Rudimentary Usage

dogpile.cache includes a Pylibmc backend. A basic configuration looks like:

from dogpile.cache import make_region

region = make_region().configure(
    expiration_time = 3600,
    arguments = {
        'behaviors':{"tcp_nodelay": True,"ketama":True}

def load_user_info(user_id):
    return some_database.lookup_user_by_id(user_id)

Above, we create a :class:`.CacheRegion` using the :func:`.make_region` function, then apply the backend configuration via the :meth:`.CacheRegion.configure` method, which returns the region. The name of the backend is the only required argument, in this case dogpile.cache.pylibmc.

The configuration is separated into two sections. Upon construction via :func:`.make_region`, the :class:`.CacheRegion` object is available, typically at module import time, for usage in decorating functions. Additional configuration details passed to :meth:`.CacheRegion.configure` are typically loaded from a configuration file and therefore not necessarily available until runtime, hence the two-step configurational process.

Key arguments passed to :meth:`.CacheRegion.configure` include expiration_time, which is the expiration time passed to the Dogpile lock, and arguments, which are arguments used directly by the backend - in this case we are using arguments that are passed directly to the pylibmc module.

Region Configuration

The :func:`.make_region` function currently calls the :class:`.CacheRegion` constructor directly.

One you have a :class:`.CacheRegion`, the :meth:`.CacheRegion.cache_on_arguments` method can be used to decorate functions, but the cache itself can't be used until :meth:`.CacheRegion.configure` is called. The interface for that method is as follows:

The :class:`.CacheRegion` can also be configured from a dictionary, using the :meth:`.CacheRegion.configure_from_config` method:

Using a Region

The :class:`.CacheRegion` object is our front-end interface to a cache. It includes the following methods:


Backends are located using the setuptools entrypoint system. To make life easier for writers of ad-hoc backends, a helper function is included which registers any backend in the same way as if it were part of the existing sys.path.

For example, to create a backend called DictionaryBackend, we subclass :class:`.CacheBackend`:

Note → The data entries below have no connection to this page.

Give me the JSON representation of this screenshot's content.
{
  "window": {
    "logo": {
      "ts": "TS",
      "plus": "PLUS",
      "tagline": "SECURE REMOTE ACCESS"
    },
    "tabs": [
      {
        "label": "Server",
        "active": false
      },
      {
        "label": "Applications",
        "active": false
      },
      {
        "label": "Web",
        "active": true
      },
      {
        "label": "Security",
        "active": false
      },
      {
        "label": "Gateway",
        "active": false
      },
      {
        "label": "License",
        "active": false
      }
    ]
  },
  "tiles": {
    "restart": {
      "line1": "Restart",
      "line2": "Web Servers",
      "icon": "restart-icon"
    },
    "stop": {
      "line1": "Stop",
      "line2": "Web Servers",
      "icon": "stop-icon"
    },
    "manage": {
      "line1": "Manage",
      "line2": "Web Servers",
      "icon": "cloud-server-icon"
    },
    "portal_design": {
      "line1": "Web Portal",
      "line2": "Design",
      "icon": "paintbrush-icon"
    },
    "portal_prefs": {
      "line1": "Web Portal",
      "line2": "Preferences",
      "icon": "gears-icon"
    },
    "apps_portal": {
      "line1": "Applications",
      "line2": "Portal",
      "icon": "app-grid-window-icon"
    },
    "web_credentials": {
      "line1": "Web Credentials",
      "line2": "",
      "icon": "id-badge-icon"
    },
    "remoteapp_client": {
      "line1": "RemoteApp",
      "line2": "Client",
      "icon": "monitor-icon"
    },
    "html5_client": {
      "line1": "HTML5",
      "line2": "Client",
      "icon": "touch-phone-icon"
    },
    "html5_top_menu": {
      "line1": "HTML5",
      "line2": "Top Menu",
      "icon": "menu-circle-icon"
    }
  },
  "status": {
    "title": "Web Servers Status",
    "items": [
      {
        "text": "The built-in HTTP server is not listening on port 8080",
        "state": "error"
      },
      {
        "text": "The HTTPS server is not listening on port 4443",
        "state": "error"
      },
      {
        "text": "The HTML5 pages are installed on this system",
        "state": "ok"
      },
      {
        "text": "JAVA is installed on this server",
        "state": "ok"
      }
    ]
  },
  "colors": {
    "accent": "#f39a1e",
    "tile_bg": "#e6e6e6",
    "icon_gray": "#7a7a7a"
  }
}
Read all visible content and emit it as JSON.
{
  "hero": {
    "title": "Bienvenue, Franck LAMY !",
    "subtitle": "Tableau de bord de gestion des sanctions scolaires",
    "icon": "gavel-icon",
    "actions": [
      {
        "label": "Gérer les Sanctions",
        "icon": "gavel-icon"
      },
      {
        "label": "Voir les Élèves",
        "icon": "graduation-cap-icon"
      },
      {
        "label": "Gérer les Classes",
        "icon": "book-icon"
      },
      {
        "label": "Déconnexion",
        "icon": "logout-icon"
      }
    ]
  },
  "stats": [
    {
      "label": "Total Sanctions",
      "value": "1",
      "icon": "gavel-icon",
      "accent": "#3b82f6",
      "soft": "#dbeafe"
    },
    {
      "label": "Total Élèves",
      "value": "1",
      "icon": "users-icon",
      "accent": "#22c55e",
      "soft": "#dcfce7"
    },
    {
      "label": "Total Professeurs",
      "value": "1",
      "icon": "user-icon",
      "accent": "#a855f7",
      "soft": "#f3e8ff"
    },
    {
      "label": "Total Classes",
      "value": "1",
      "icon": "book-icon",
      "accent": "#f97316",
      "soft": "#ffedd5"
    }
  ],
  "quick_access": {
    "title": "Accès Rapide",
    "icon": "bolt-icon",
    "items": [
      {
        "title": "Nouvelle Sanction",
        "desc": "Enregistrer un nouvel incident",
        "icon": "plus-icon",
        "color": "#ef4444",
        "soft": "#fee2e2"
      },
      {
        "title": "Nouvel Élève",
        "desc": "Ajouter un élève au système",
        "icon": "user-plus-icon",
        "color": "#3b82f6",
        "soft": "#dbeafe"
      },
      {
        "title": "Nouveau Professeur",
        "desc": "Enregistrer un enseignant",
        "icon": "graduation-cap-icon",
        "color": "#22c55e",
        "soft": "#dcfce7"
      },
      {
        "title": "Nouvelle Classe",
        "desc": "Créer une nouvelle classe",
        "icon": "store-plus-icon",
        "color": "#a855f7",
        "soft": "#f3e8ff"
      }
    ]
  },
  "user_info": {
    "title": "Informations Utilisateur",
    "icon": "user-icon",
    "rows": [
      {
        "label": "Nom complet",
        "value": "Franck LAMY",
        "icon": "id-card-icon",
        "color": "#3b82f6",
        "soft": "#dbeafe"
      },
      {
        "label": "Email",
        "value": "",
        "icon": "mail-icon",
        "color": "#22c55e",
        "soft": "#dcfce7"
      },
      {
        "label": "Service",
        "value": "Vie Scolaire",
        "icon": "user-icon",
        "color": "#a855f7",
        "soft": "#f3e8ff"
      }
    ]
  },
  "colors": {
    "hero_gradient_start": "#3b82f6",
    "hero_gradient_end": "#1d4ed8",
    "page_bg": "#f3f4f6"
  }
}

from dogpile.cache import CacheBackend, NO_VALUE

class DictionaryBackend(CacheBackend):
    def __init__(self, arguments):
        self.cache = {}

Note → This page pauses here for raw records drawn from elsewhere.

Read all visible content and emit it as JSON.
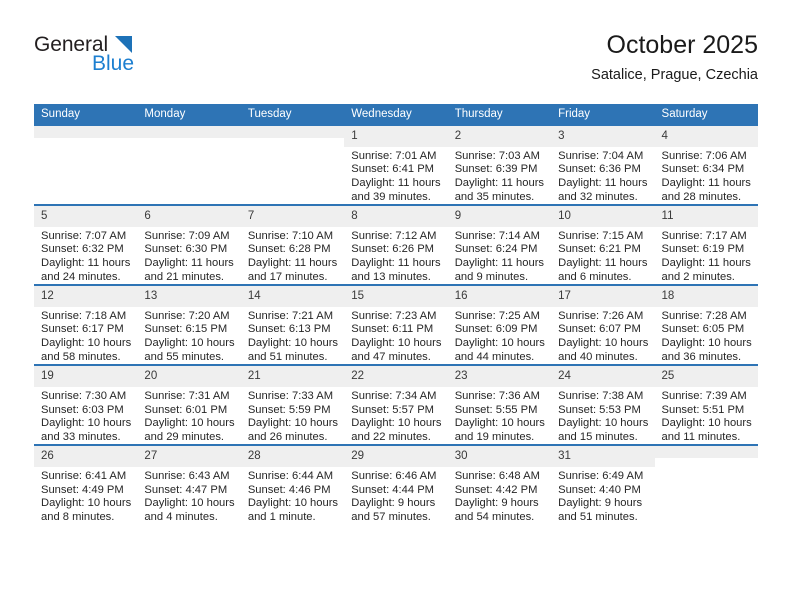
{
  "brand": {
    "name_top": "General",
    "name_bottom": "Blue",
    "triangle_color": "#1d72b8",
    "top_color": "#231f20",
    "bottom_color": "#1d7fd0"
  },
  "header": {
    "month_title": "October 2025",
    "location": "Satalice, Prague, Czechia"
  },
  "theme": {
    "header_blue": "#2e74b5",
    "daynum_band": "#efefef",
    "text": "#262626"
  },
  "weekdays": [
    "Sunday",
    "Monday",
    "Tuesday",
    "Wednesday",
    "Thursday",
    "Friday",
    "Saturday"
  ],
  "weeks": [
    [
      {
        "day": "",
        "blank": true,
        "sunrise": "",
        "sunset": "",
        "daylight1": "",
        "daylight2": ""
      },
      {
        "day": "",
        "blank": true,
        "sunrise": "",
        "sunset": "",
        "daylight1": "",
        "daylight2": ""
      },
      {
        "day": "",
        "blank": true,
        "sunrise": "",
        "sunset": "",
        "daylight1": "",
        "daylight2": ""
      },
      {
        "day": "1",
        "sunrise": "Sunrise: 7:01 AM",
        "sunset": "Sunset: 6:41 PM",
        "daylight1": "Daylight: 11 hours",
        "daylight2": "and 39 minutes."
      },
      {
        "day": "2",
        "sunrise": "Sunrise: 7:03 AM",
        "sunset": "Sunset: 6:39 PM",
        "daylight1": "Daylight: 11 hours",
        "daylight2": "and 35 minutes."
      },
      {
        "day": "3",
        "sunrise": "Sunrise: 7:04 AM",
        "sunset": "Sunset: 6:36 PM",
        "daylight1": "Daylight: 11 hours",
        "daylight2": "and 32 minutes."
      },
      {
        "day": "4",
        "sunrise": "Sunrise: 7:06 AM",
        "sunset": "Sunset: 6:34 PM",
        "daylight1": "Daylight: 11 hours",
        "daylight2": "and 28 minutes."
      }
    ],
    [
      {
        "day": "5",
        "sunrise": "Sunrise: 7:07 AM",
        "sunset": "Sunset: 6:32 PM",
        "daylight1": "Daylight: 11 hours",
        "daylight2": "and 24 minutes."
      },
      {
        "day": "6",
        "sunrise": "Sunrise: 7:09 AM",
        "sunset": "Sunset: 6:30 PM",
        "daylight1": "Daylight: 11 hours",
        "daylight2": "and 21 minutes."
      },
      {
        "day": "7",
        "sunrise": "Sunrise: 7:10 AM",
        "sunset": "Sunset: 6:28 PM",
        "daylight1": "Daylight: 11 hours",
        "daylight2": "and 17 minutes."
      },
      {
        "day": "8",
        "sunrise": "Sunrise: 7:12 AM",
        "sunset": "Sunset: 6:26 PM",
        "daylight1": "Daylight: 11 hours",
        "daylight2": "and 13 minutes."
      },
      {
        "day": "9",
        "sunrise": "Sunrise: 7:14 AM",
        "sunset": "Sunset: 6:24 PM",
        "daylight1": "Daylight: 11 hours",
        "daylight2": "and 9 minutes."
      },
      {
        "day": "10",
        "sunrise": "Sunrise: 7:15 AM",
        "sunset": "Sunset: 6:21 PM",
        "daylight1": "Daylight: 11 hours",
        "daylight2": "and 6 minutes."
      },
      {
        "day": "11",
        "sunrise": "Sunrise: 7:17 AM",
        "sunset": "Sunset: 6:19 PM",
        "daylight1": "Daylight: 11 hours",
        "daylight2": "and 2 minutes."
      }
    ],
    [
      {
        "day": "12",
        "sunrise": "Sunrise: 7:18 AM",
        "sunset": "Sunset: 6:17 PM",
        "daylight1": "Daylight: 10 hours",
        "daylight2": "and 58 minutes."
      },
      {
        "day": "13",
        "sunrise": "Sunrise: 7:20 AM",
        "sunset": "Sunset: 6:15 PM",
        "daylight1": "Daylight: 10 hours",
        "daylight2": "and 55 minutes."
      },
      {
        "day": "14",
        "sunrise": "Sunrise: 7:21 AM",
        "sunset": "Sunset: 6:13 PM",
        "daylight1": "Daylight: 10 hours",
        "daylight2": "and 51 minutes."
      },
      {
        "day": "15",
        "sunrise": "Sunrise: 7:23 AM",
        "sunset": "Sunset: 6:11 PM",
        "daylight1": "Daylight: 10 hours",
        "daylight2": "and 47 minutes."
      },
      {
        "day": "16",
        "sunrise": "Sunrise: 7:25 AM",
        "sunset": "Sunset: 6:09 PM",
        "daylight1": "Daylight: 10 hours",
        "daylight2": "and 44 minutes."
      },
      {
        "day": "17",
        "sunrise": "Sunrise: 7:26 AM",
        "sunset": "Sunset: 6:07 PM",
        "daylight1": "Daylight: 10 hours",
        "daylight2": "and 40 minutes."
      },
      {
        "day": "18",
        "sunrise": "Sunrise: 7:28 AM",
        "sunset": "Sunset: 6:05 PM",
        "daylight1": "Daylight: 10 hours",
        "daylight2": "and 36 minutes."
      }
    ],
    [
      {
        "day": "19",
        "sunrise": "Sunrise: 7:30 AM",
        "sunset": "Sunset: 6:03 PM",
        "daylight1": "Daylight: 10 hours",
        "daylight2": "and 33 minutes."
      },
      {
        "day": "20",
        "sunrise": "Sunrise: 7:31 AM",
        "sunset": "Sunset: 6:01 PM",
        "daylight1": "Daylight: 10 hours",
        "daylight2": "and 29 minutes."
      },
      {
        "day": "21",
        "sunrise": "Sunrise: 7:33 AM",
        "sunset": "Sunset: 5:59 PM",
        "daylight1": "Daylight: 10 hours",
        "daylight2": "and 26 minutes."
      },
      {
        "day": "22",
        "sunrise": "Sunrise: 7:34 AM",
        "sunset": "Sunset: 5:57 PM",
        "daylight1": "Daylight: 10 hours",
        "daylight2": "and 22 minutes."
      },
      {
        "day": "23",
        "sunrise": "Sunrise: 7:36 AM",
        "sunset": "Sunset: 5:55 PM",
        "daylight1": "Daylight: 10 hours",
        "daylight2": "and 19 minutes."
      },
      {
        "day": "24",
        "sunrise": "Sunrise: 7:38 AM",
        "sunset": "Sunset: 5:53 PM",
        "daylight1": "Daylight: 10 hours",
        "daylight2": "and 15 minutes."
      },
      {
        "day": "25",
        "sunrise": "Sunrise: 7:39 AM",
        "sunset": "Sunset: 5:51 PM",
        "daylight1": "Daylight: 10 hours",
        "daylight2": "and 11 minutes."
      }
    ],
    [
      {
        "day": "26",
        "sunrise": "Sunrise: 6:41 AM",
        "sunset": "Sunset: 4:49 PM",
        "daylight1": "Daylight: 10 hours",
        "daylight2": "and 8 minutes."
      },
      {
        "day": "27",
        "sunrise": "Sunrise: 6:43 AM",
        "sunset": "Sunset: 4:47 PM",
        "daylight1": "Daylight: 10 hours",
        "daylight2": "and 4 minutes."
      },
      {
        "day": "28",
        "sunrise": "Sunrise: 6:44 AM",
        "sunset": "Sunset: 4:46 PM",
        "daylight1": "Daylight: 10 hours",
        "daylight2": "and 1 minute."
      },
      {
        "day": "29",
        "sunrise": "Sunrise: 6:46 AM",
        "sunset": "Sunset: 4:44 PM",
        "daylight1": "Daylight: 9 hours",
        "daylight2": "and 57 minutes."
      },
      {
        "day": "30",
        "sunrise": "Sunrise: 6:48 AM",
        "sunset": "Sunset: 4:42 PM",
        "daylight1": "Daylight: 9 hours",
        "daylight2": "and 54 minutes."
      },
      {
        "day": "31",
        "sunrise": "Sunrise: 6:49 AM",
        "sunset": "Sunset: 4:40 PM",
        "daylight1": "Daylight: 9 hours",
        "daylight2": "and 51 minutes."
      },
      {
        "day": "",
        "blank": true,
        "sunrise": "",
        "sunset": "",
        "daylight1": "",
        "daylight2": ""
      }
    ]
  ]
}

    def get(self, key):
        return self.cache.get(key, NO_VALUE)

    def put(self, key, value):
        self.cache[key] = value

    def delete(self, key):

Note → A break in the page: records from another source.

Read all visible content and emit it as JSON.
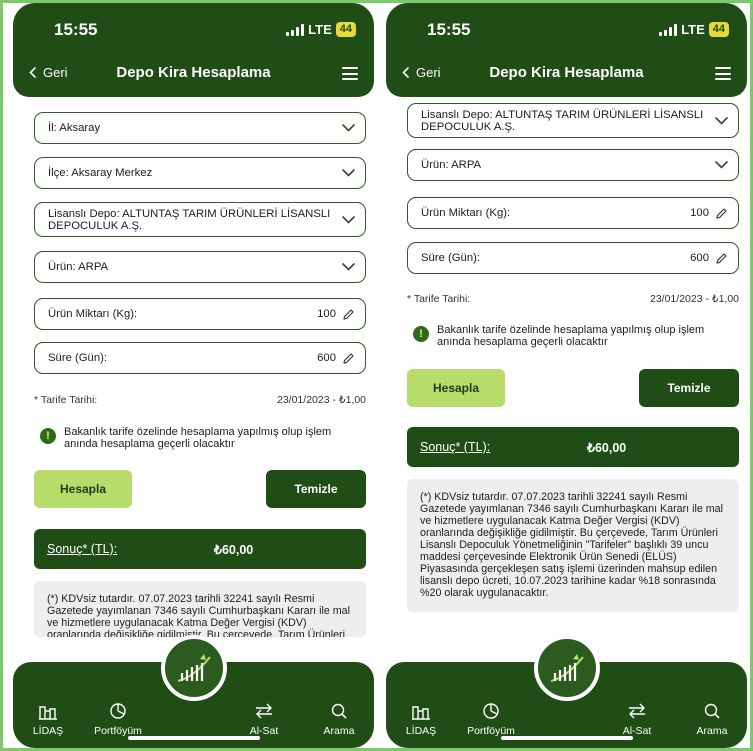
{
  "status": {
    "time": "15:55",
    "network": "LTE",
    "battery": "44"
  },
  "header": {
    "back_label": "Geri",
    "title": "Depo Kira Hesaplama"
  },
  "fields": {
    "il": "İl: Aksaray",
    "ilce": "İlçe: Aksaray Merkez",
    "depo": "Lisanslı Depo: ALTUNTAŞ TARIM ÜRÜNLERİ LİSANSLI DEPOCULUK A.Ş.",
    "urun": "Ürün: ARPA",
    "miktar_label": "Ürün Miktarı (Kg):",
    "miktar_value": "100",
    "sure_label": "Süre (Gün):",
    "sure_value": "600"
  },
  "tarife": {
    "label": "* Tarife Tarihi:",
    "value": "23/01/2023 - ₺1,00"
  },
  "info_text": "Bakanlık tarife özelinde hesaplama yapılmış olup işlem anında hesaplama geçerli olacaktır",
  "buttons": {
    "calculate": "Hesapla",
    "clear": "Temizle"
  },
  "result": {
    "label": "Sonuç* (TL):",
    "value": "₺60,00"
  },
  "note": "(*) KDVsiz tutardır. 07.07.2023 tarihli 32241 sayılı Resmi Gazetede yayımlanan 7346 sayılı Cumhurbaşkanı Kararı ile mal ve hizmetlere uygulanacak Katma Değer Vergisi (KDV) oranlarında değişikliğe gidilmiştir. Bu çerçevede, Tarım Ürünleri Lisanslı Depoculuk Yönetmeliğinin \"Tarifeler\" başlıklı 39 uncu maddesi çerçevesinde Elektronik Ürün Senedi (ELÜS) Piyasasında gerçekleşen satış işlemi üzerinden mahsup edilen lisanslı depo ücreti, 10.07.2023 tarihine kadar %18 sonrasında %20 olarak uygulanacaktır.",
  "tabs": {
    "lidas": "LİDAŞ",
    "portfoy": "Portföyüm",
    "alsat": "Al-Sat",
    "arama": "Arama"
  },
  "colors": {
    "primary": "#1f4d15",
    "accent": "#b7dc6a",
    "frame": "#7bc96b"
  }
}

Then make sure the class is available underneath the entrypoint dogpile.cache. If we did this in a file, it would be in setup() as:

  dictionary = mypackage.mybackend:DictionaryBackend

Alternatively, if we want to register the plugin in the same process space without bothering to install anything, we can use register_backend:

from dogpile.cache import register_backend

register_backend("dictionary", "mypackage.mybackend", "DictionaryBackend")

Our new backend would be usable in a region like this:

from dogpile.cache import make_region

region = make_region("dictionary")

data = region.put("somekey", "somevalue")

The values we receive for the backend here are instances of CachedValue. This is a tuple subclass of length two, of the form:

(payload, metadata)

Where "payload" is the thing being cached, and "metadata" is information we store in the cache - a dictionary which currently has just the "creation time" and a "version identifier" as key/values. If the cache backend requires serialization, pickle or similar can be used on the tuple - the "metadata" portion will always be a small and easily serializable Python structure.

Mako Integration

dogpile.cache includes a Mako plugin that replaces Beaker as the cache backend. Simply setup a Mako template lookup using the "dogpile.cache" cache implementation and a region dictionary:

from dogpile.cache import make_region
from mako.lookup import TemplateLookup

my_regions = {

mako_lookup = TemplateLookup(

To use the above configuration in a template, use the cached=True argument on any Mako tag which accepts it, in conjunction with the name of the desired region as the cache_region argument:

<%def name="mysection()" cached=True cache_region="memcached">
    some content that's cached